--- START ---

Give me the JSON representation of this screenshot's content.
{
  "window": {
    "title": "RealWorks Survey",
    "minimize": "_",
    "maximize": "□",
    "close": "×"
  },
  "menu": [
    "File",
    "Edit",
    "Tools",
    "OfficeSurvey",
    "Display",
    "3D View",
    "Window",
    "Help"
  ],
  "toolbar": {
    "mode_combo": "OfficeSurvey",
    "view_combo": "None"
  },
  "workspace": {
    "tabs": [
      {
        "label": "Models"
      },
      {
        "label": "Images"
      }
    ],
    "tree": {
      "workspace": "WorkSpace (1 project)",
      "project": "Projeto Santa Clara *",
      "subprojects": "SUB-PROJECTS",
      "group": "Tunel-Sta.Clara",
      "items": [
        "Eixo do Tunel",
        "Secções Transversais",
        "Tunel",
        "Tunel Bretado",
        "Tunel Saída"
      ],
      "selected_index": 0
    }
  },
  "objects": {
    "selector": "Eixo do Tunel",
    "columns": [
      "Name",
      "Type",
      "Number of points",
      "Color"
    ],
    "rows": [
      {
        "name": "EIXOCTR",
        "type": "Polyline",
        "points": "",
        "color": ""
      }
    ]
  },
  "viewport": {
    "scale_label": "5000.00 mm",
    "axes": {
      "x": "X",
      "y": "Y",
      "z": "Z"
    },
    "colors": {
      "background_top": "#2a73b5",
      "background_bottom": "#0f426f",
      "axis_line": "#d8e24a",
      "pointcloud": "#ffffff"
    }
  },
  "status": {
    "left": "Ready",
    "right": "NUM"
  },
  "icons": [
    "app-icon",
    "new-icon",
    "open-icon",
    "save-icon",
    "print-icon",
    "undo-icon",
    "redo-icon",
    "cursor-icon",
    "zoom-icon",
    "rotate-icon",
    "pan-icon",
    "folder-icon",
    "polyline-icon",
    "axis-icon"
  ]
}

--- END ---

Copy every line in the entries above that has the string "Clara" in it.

      "project": "Projeto Santa Clara *",
      "group": "Tunel-Sta.Clara",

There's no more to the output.